SOURCE INFORMATION below:

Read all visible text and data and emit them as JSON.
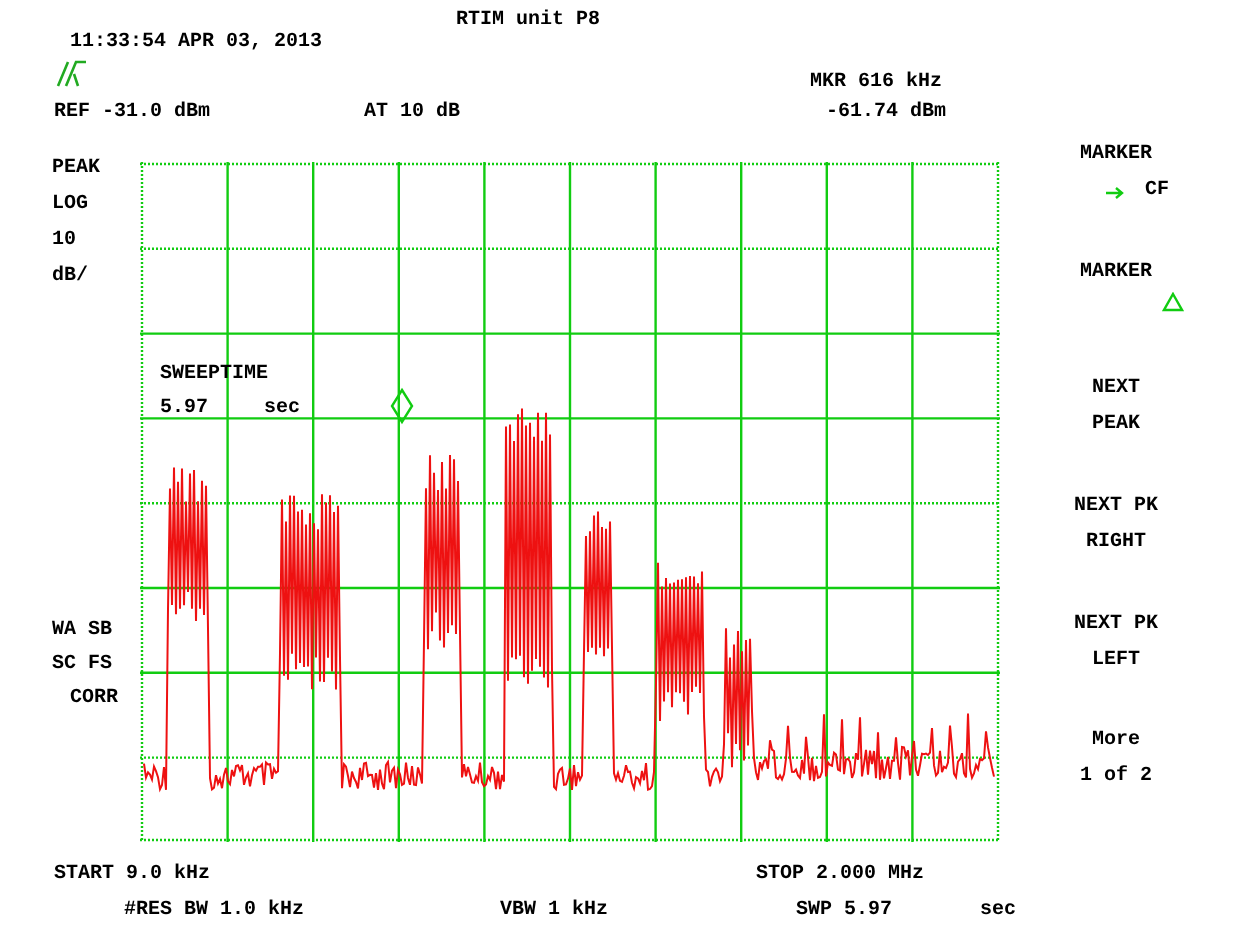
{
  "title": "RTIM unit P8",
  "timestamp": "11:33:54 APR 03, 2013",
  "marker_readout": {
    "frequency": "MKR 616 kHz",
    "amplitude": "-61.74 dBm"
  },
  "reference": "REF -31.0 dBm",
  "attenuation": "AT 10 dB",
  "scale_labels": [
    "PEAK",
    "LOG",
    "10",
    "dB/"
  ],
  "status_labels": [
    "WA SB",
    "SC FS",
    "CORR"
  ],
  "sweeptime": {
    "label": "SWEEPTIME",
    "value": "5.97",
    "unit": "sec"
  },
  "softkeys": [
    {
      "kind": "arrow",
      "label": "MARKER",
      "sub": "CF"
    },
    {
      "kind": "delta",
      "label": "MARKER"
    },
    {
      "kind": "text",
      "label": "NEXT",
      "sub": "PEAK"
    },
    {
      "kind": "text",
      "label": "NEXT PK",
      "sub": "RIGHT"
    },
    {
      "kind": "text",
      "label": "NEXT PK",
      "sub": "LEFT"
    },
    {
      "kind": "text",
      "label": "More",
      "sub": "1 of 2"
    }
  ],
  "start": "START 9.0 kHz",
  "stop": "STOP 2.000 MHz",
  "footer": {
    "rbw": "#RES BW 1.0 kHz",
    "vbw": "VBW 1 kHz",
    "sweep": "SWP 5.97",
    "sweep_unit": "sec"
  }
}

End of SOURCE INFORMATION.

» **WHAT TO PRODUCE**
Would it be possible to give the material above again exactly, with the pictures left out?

» **TASK RESPONSE**
Read all visible text and data and emit them as JSON.
{
  "title": "RTIM unit P8",
  "timestamp": "11:33:54 APR 03, 2013",
  "marker_readout": {
    "frequency": "MKR 616 kHz",
    "amplitude": "-61.74 dBm"
  },
  "reference": "REF -31.0 dBm",
  "attenuation": "AT 10 dB",
  "scale_labels": [
    "PEAK",
    "LOG",
    "10",
    "dB/"
  ],
  "status_labels": [
    "WA SB",
    "SC FS",
    "CORR"
  ],
  "sweeptime": {
    "label": "SWEEPTIME",
    "value": "5.97",
    "unit": "sec"
  },
  "softkeys": [
    {
      "kind": "arrow",
      "label": "MARKER",
      "sub": "CF"
    },
    {
      "kind": "delta",
      "label": "MARKER"
    },
    {
      "kind": "text",
      "label": "NEXT",
      "sub": "PEAK"
    },
    {
      "kind": "text",
      "label": "NEXT PK",
      "sub": "RIGHT"
    },
    {
      "kind": "text",
      "label": "NEXT PK",
      "sub": "LEFT"
    },
    {
      "kind": "text",
      "label": "More",
      "sub": "1 of 2"
    }
  ],
  "start": "START 9.0 kHz",
  "stop": "STOP 2.000 MHz",
  "footer": {
    "rbw": "#RES BW 1.0 kHz",
    "vbw": "VBW 1 kHz",
    "sweep": "SWP 5.97",
    "sweep_unit": "sec"
  }
}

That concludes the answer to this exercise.